C.S. Lewis once wrote, “Some people feel guilty about their anxieties and regard them as a defect of faith. I don’t agree at all. They are afflictions, not sins. Like all afflictions, they are, if we can so take them, our share in the Passion of Christ.”
When human parents see their own children afraid, they would never choose to scold them into bravery. So, it seems oddly out of character that God—who identifies himself as love—would respond to deep human anguish with a command to stop feeling what we’re feeling. Such instruction in the midst of fear only adds something else to be afraid of.
I hear the same verses much differently now. The words haven’t changed, but the focus has shifted. Instead of a reprimand, I hear the reassurance of a loving Father intent on alleviating the burden his children are carrying.
Take for example the passage in Matthew 6 where Jesus instructed his disciples not to worry. His emphasis is not on how out of line we are for worrying. He was removing the cause for worry by pointing instead to the great worth God places on us and his complete knowledge of our needs.
Similarly, when Paul instructed the church to not be anxious (Philippians 4:6), he was less interested in condemning that behavior than in providing an alternative direction for that energy, which was to prayer.
As Peter put it, we are to cast all our anxieties on him (1 Peter 5:7). To do that we have to acknowledge they exist. We don’t hide them from God—we offer them to him.
When we do that, we rob our fears of their power. They become like Paul’s thorn in the flesh—painful opponents that God repurposes for our growth. They don’t have to go away for us to be okay.
I have not yet eradicated all my anxieties. Given the physiological and chemical aspects of OCD, I probably never will. My brain works the way it works, constantly generating fears real and imaginary.
But I don’t have to feel guilty about that. And neither do you. There is no need to compound suffering by calling it sin. Instead, we can let our limited capacity to change push us back into the arms of grace. Jesus came to take up all that we cannot fix ourselves. Save guilt for sin. And then bring that, too, to Christ.
Only a tender, merciful God can take the very struggle that’s too much and turn it into a reminder of his love.
Note: This article was originally published by Hendrickson Rose Publishers. It is shared here with permission.
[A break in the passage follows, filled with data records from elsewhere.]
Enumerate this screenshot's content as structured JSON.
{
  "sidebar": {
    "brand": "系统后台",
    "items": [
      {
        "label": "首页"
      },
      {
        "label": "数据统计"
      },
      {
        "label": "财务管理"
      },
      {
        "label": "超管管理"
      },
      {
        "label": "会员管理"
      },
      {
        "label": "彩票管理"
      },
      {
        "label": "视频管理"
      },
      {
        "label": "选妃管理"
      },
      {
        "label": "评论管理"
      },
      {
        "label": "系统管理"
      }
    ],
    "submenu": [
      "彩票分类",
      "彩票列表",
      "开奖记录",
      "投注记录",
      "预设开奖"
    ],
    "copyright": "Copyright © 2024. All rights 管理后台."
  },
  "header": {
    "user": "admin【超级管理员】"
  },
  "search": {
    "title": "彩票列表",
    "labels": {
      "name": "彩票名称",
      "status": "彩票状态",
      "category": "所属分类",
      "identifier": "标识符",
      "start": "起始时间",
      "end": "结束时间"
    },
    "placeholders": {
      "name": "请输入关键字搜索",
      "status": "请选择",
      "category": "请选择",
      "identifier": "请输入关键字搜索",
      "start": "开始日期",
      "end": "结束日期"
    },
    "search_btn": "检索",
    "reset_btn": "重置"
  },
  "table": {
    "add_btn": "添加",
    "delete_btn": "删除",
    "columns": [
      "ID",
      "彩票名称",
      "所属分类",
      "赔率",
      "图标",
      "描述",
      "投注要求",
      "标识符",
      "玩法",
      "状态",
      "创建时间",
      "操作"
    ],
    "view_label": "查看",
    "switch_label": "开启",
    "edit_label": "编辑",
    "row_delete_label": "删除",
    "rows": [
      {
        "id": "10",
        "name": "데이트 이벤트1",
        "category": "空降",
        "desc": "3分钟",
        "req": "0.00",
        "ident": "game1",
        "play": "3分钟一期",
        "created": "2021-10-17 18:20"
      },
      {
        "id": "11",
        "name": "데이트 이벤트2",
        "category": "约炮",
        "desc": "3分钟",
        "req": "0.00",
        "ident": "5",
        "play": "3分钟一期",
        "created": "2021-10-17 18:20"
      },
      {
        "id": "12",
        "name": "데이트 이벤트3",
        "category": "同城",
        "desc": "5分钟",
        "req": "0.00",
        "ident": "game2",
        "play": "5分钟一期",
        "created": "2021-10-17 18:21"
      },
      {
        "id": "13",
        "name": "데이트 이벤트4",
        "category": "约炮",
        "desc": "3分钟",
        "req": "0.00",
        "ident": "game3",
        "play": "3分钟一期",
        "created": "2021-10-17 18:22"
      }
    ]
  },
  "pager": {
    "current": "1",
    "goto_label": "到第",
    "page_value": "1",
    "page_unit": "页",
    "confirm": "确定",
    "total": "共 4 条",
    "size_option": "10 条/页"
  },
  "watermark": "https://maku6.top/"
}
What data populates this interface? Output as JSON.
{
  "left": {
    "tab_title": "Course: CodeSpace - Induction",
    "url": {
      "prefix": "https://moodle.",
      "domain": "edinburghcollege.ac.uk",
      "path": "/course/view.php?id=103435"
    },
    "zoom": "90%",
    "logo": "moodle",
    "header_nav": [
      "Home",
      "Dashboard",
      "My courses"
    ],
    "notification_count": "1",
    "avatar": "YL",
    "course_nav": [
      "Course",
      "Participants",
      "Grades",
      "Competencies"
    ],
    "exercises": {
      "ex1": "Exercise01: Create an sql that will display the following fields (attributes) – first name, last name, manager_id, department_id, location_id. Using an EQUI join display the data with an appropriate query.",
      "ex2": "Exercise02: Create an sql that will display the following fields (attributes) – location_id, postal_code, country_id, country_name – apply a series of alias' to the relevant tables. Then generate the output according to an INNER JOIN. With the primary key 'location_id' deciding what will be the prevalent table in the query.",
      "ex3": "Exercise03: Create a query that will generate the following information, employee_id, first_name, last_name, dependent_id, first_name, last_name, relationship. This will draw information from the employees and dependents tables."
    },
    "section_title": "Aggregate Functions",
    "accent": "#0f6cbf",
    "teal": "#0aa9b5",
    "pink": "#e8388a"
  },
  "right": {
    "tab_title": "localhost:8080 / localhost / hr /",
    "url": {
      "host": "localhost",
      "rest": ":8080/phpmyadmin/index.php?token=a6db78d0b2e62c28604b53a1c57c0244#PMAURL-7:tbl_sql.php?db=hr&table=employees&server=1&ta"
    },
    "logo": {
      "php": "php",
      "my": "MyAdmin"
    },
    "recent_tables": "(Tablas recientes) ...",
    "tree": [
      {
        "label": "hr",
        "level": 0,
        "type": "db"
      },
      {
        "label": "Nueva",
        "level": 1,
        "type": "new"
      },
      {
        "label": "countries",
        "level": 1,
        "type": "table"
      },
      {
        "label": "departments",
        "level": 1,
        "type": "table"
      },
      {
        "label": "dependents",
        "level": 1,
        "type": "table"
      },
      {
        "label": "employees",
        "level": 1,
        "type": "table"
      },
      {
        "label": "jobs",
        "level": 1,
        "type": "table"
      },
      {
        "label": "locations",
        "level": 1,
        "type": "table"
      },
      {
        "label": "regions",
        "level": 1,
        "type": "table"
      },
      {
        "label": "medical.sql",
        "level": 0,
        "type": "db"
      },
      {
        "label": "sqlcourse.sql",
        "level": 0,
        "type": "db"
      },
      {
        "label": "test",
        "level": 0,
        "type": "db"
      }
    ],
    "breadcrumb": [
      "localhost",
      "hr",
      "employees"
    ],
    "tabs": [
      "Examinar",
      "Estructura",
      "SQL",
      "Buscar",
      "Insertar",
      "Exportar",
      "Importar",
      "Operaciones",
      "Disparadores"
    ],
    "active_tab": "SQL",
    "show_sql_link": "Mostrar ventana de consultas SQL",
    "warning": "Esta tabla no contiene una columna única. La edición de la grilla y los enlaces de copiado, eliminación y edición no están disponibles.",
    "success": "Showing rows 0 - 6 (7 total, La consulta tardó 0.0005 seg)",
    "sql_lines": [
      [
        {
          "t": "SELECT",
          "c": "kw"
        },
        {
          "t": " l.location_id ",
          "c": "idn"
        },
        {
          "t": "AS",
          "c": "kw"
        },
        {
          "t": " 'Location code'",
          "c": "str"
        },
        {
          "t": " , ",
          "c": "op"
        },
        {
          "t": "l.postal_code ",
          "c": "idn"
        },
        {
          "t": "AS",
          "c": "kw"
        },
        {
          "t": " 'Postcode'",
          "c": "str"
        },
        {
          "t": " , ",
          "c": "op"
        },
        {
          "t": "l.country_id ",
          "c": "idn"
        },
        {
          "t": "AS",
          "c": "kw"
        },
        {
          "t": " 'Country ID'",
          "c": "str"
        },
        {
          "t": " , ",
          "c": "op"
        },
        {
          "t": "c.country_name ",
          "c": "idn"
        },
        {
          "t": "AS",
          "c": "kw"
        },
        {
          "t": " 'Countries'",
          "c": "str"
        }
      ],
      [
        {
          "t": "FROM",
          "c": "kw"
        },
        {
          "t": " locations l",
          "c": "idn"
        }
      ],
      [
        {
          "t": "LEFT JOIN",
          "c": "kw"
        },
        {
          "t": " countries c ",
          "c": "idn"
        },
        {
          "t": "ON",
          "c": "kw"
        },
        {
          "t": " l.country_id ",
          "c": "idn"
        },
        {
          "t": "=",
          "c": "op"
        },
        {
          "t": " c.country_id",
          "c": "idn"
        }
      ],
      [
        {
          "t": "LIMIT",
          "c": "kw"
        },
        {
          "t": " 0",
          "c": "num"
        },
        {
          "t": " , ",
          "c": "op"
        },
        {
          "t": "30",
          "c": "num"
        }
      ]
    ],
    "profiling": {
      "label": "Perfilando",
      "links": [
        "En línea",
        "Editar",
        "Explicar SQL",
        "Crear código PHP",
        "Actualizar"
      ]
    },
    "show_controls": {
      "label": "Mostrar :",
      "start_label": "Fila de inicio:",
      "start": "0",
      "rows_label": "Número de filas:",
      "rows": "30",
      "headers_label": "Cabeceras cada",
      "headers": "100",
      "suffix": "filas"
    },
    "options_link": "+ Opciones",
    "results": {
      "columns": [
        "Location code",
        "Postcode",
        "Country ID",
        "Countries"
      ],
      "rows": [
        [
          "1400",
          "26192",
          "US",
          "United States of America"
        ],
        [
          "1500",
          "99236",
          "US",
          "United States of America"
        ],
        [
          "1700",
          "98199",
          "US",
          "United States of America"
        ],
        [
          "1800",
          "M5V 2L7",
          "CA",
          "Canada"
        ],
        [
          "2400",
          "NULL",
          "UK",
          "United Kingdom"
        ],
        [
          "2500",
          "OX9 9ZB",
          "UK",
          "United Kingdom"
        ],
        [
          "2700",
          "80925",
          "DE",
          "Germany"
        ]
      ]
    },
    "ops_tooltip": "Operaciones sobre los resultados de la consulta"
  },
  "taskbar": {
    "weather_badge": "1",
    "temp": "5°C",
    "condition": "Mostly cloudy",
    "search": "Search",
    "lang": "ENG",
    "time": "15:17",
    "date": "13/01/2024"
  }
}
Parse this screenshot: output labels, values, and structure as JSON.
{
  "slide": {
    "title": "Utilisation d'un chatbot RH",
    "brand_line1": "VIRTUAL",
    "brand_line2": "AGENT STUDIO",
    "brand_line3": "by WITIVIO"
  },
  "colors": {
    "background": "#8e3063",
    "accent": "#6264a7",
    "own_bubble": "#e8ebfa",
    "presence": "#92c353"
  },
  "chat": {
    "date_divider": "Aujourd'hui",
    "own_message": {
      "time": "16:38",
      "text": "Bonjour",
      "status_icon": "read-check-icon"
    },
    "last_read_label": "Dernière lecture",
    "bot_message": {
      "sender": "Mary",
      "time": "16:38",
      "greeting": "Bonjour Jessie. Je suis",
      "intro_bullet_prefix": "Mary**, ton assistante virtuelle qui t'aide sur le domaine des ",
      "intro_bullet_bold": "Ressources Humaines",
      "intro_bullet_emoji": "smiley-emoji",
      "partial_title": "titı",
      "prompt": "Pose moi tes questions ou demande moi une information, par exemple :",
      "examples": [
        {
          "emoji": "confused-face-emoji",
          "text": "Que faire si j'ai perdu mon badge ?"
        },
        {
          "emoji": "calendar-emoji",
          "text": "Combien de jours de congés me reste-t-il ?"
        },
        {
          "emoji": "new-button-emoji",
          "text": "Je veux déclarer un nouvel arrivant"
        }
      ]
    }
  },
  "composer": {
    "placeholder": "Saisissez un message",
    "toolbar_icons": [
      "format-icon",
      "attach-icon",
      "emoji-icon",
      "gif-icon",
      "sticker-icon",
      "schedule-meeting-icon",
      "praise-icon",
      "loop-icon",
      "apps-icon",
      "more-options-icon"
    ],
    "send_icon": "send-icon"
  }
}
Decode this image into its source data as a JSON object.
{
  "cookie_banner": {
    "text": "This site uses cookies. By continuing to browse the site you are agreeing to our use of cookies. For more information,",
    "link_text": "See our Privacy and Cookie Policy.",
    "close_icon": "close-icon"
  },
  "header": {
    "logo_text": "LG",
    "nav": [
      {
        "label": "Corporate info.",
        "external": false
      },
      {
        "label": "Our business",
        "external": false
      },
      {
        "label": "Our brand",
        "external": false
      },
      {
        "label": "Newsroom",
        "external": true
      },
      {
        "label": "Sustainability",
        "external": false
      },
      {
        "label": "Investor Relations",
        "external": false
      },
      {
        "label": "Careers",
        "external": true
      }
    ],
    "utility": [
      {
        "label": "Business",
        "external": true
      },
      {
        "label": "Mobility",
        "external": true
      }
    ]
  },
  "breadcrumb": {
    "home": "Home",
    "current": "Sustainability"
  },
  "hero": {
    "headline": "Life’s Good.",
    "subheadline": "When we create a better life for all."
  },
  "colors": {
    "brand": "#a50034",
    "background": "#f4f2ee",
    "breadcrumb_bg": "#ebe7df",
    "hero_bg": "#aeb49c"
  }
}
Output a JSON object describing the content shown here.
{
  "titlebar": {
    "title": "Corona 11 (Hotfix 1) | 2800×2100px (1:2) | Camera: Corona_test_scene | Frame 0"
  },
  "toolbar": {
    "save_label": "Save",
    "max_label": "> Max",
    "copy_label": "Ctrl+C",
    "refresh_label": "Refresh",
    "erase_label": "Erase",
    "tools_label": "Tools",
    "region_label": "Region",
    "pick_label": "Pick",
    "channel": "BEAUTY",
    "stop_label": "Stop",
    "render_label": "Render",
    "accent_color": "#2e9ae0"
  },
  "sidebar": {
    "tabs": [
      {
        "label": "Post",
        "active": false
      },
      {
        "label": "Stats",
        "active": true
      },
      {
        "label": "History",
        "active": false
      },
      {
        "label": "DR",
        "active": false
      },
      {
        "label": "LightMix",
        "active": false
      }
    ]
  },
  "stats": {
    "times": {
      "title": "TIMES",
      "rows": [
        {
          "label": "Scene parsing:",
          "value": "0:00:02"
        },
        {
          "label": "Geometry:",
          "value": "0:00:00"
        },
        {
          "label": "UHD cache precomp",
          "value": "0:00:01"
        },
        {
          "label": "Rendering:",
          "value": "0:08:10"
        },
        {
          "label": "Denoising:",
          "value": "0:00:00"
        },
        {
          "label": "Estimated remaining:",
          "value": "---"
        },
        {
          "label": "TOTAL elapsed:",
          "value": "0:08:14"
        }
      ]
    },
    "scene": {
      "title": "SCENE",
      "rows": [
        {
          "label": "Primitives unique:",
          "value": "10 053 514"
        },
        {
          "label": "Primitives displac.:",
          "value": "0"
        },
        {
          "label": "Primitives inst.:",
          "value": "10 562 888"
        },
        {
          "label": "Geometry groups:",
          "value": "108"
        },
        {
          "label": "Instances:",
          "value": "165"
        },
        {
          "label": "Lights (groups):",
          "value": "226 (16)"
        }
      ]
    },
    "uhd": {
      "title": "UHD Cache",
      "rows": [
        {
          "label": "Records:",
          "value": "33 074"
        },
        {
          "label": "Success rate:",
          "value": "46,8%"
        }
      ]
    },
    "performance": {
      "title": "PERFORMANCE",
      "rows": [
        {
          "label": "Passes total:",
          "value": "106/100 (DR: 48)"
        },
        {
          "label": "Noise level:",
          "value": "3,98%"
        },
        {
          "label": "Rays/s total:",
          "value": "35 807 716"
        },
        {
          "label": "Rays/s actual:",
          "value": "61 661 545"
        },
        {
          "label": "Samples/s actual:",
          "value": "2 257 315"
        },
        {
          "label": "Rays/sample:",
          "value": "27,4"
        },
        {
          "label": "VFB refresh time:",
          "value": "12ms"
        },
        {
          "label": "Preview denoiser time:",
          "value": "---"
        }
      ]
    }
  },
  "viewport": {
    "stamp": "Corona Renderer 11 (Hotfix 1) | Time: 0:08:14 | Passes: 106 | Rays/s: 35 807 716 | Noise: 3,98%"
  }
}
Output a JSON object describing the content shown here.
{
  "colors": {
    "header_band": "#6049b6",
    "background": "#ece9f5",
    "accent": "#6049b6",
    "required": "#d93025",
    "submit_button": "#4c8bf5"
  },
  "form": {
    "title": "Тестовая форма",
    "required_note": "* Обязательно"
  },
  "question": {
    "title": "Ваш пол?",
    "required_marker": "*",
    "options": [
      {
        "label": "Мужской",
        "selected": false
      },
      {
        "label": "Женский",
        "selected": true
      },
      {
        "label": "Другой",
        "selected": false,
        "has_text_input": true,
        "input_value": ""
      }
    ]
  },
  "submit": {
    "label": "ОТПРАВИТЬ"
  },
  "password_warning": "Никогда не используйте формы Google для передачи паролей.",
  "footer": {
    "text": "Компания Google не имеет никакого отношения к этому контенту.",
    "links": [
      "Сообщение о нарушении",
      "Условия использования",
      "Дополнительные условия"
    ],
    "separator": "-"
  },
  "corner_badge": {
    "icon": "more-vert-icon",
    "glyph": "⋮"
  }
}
J.D. Peabody is the pastor of New Day Church in Federal Way, Washington. He is the author of Perfectly Suited: The Armor of God for the Anxious Mind, as well as the children’s novel, The Inkwell Chronicles: The Ink of Elspet. You can follow him on Instagram and Facebook and find his website at www.jdpeabody.com.